EXERCISE AIM:
In full and without alteration, return the records below.

Data records for software interfaces
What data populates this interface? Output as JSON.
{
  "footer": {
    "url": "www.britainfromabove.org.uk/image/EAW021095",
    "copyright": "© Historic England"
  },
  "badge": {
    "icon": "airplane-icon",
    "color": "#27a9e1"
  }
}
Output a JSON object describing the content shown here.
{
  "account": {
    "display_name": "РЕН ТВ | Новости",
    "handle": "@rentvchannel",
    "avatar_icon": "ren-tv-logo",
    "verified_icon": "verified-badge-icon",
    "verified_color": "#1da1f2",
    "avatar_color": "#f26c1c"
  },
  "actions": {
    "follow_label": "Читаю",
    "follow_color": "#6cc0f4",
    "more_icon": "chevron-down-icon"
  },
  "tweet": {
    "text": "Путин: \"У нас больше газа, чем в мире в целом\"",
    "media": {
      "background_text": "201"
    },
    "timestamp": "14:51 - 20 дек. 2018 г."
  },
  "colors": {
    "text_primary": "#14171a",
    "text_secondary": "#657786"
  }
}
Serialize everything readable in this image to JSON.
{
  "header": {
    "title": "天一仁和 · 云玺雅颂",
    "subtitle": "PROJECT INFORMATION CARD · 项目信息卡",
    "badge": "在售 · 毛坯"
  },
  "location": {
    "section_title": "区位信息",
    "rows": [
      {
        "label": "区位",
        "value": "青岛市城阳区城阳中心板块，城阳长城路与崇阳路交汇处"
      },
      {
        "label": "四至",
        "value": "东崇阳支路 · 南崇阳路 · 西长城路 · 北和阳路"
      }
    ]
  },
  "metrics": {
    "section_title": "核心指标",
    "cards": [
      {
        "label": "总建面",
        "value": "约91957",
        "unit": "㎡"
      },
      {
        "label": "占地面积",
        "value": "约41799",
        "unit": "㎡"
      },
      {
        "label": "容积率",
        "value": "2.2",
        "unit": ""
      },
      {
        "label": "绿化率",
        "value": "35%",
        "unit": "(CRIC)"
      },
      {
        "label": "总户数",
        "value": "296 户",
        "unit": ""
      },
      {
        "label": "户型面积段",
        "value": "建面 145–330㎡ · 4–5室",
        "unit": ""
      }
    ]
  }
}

FINAL ANSWER:
What data populates this interface? Output as JSON.
{
  "footer": {
    "url": "www.britainfromabove.org.uk/image/EAW021095",
    "copyright": "© Historic England"
  },
  "badge": {
    "icon": "airplane-icon",
    "color": "#27a9e1"
  }
}
Output a JSON object describing the content shown here.
{
  "account": {
    "display_name": "РЕН ТВ | Новости",
    "handle": "@rentvchannel",
    "avatar_icon": "ren-tv-logo",
    "verified_icon": "verified-badge-icon",
    "verified_color": "#1da1f2",
    "avatar_color": "#f26c1c"
  },
  "actions": {
    "follow_label": "Читаю",
    "follow_color": "#6cc0f4",
    "more_icon": "chevron-down-icon"
  },
  "tweet": {
    "text": "Путин: \"У нас больше газа, чем в мире в целом\"",
    "media": {
      "background_text": "201"
    },
    "timestamp": "14:51 - 20 дек. 2018 г."
  },
  "colors": {
    "text_primary": "#14171a",
    "text_secondary": "#657786"
  }
}
Serialize everything readable in this image to JSON.
{
  "header": {
    "title": "天一仁和 · 云玺雅颂",
    "subtitle": "PROJECT INFORMATION CARD · 项目信息卡",
    "badge": "在售 · 毛坯"
  },
  "location": {
    "section_title": "区位信息",
    "rows": [
      {
        "label": "区位",
        "value": "青岛市城阳区城阳中心板块，城阳长城路与崇阳路交汇处"
      },
      {
        "label": "四至",
        "value": "东崇阳支路 · 南崇阳路 · 西长城路 · 北和阳路"
      }
    ]
  },
  "metrics": {
    "section_title": "核心指标",
    "cards": [
      {
        "label": "总建面",
        "value": "约91957",
        "unit": "㎡"
      },
      {
        "label": "占地面积",
        "value": "约41799",
        "unit": "㎡"
      },
      {
        "label": "容积率",
        "value": "2.2",
        "unit": ""
      },
      {
        "label": "绿化率",
        "value": "35%",
        "unit": "(CRIC)"
      },
      {
        "label": "总户数",
        "value": "296 户",
        "unit": ""
      },
      {
        "label": "户型面积段",
        "value": "建面 145–330㎡ · 4–5室",
        "unit": ""
      }
    ]
  }
}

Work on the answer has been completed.